Romantic? Yes, but most importantly it’s about trying to get you to realize that every one of your individual efforts makes a difference.” -Jamie Oliver

So, this is a call-out to the grandmas and grandpas out there and to the mommies and daddies for that matter: drag out the family recipe books, take the kids to the store to buy fresh ingredients, and show them how to cook.

I’m guilty.  I didn’t teach my kids to cook like I should have, but was lucky they are smart enough to have pursued it and are good at it. But it’s not too late and it’s a chance to pass on heritage and family stories, too.

And hey – I like this organization {The Family Dinner Project}, “A start-up grassroots movement of food, fun and conversation about things that matter.”

But we all have to take back our food.  I’m on a kick because of gardening-and eating what you grow…Eat fresh, eat local (when possible – I mean, I have to get my oranges from Florida, people),  and grow your own, as much as possible-try it!

suburban stone age - opt out

My husband was raised on casseroles.  Any meat you could scramble and  stir in some cans of Campbell’s Soup and top with Tater Tots, that was supper.  My family was meat and potatoes.  We had a meat (breaded and fried pork chops or breaded and fried chicken or fried hamburgers) with potatoes (you guessed it-usually fried) and a veggie…out of a can.
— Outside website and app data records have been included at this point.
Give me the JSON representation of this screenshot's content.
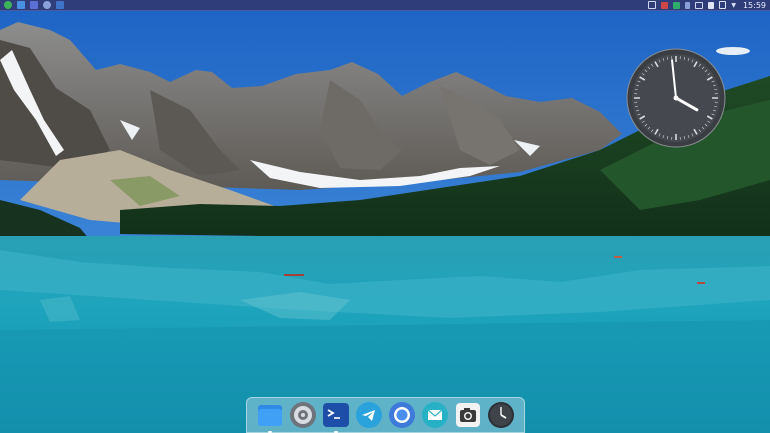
{
  "panel": {
    "clock": "15:59",
    "left_icons": [
      "app-menu-icon",
      "file-manager-icon",
      "browser-icon",
      "settings-icon",
      "task-icon"
    ],
    "tray_icons": [
      "window-icon",
      "clipboard-icon",
      "network-manager-icon",
      "bluetooth-icon",
      "display-icon",
      "volume-icon",
      "battery-icon",
      "menu-down-icon"
    ]
  },
  "dock": {
    "items": [
      {
        "name": "files",
        "icon": "folder-icon",
        "active": true
      },
      {
        "name": "system-settings",
        "icon": "settings-icon",
        "active": false
      },
      {
        "name": "terminal",
        "icon": "terminal-icon",
        "active": true
      },
      {
        "name": "telegram",
        "icon": "telegram-icon",
        "active": false
      },
      {
        "name": "chromium",
        "icon": "chromium-icon",
        "active": false
      },
      {
        "name": "mail",
        "icon": "mail-icon",
        "active": false
      },
      {
        "name": "screenshot",
        "icon": "camera-icon",
        "active": false
      },
      {
        "name": "clock",
        "icon": "clock-icon",
        "active": false
      }
    ]
  },
  "clock_widget": {
    "hours": 3,
    "minutes": 59
  }
}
Our parents had been sold post-war convenience and were doing the best they could to put healthy meals on the table-quickly .  And by sheer convenience they were less healthy, but the one thing they got right was cooking at home day in and day out, feeding their families meals seasoned with love, and eating around the table nightly, and if you were really blessed: good talk.

Dave and I provided our kids with frozen veggies and thought we were doing pretty well, better.  But we failed with TOO MUCH eating out!  No bueno!

“We’ve got to put back what’s been lost.”  -Jamie Oliver, Ted Talks, Chew on This!

It’s romantic and do-able.  Cooking more at home for life.

Tonight:  Some one is bringing the salad, some one else the soup and yet another, the dessert.  My part:  Italian-bread BLTs (whole grain for those who feel less guilty eating it that way, thought if you’re eating a bunch of bacon, I say: go all in), heavy on the B and the T.  And Bruschetta a la Pomodoro and Chiabatta w/Walnut~Basil Pesto.  All easy.  All garden-fresh.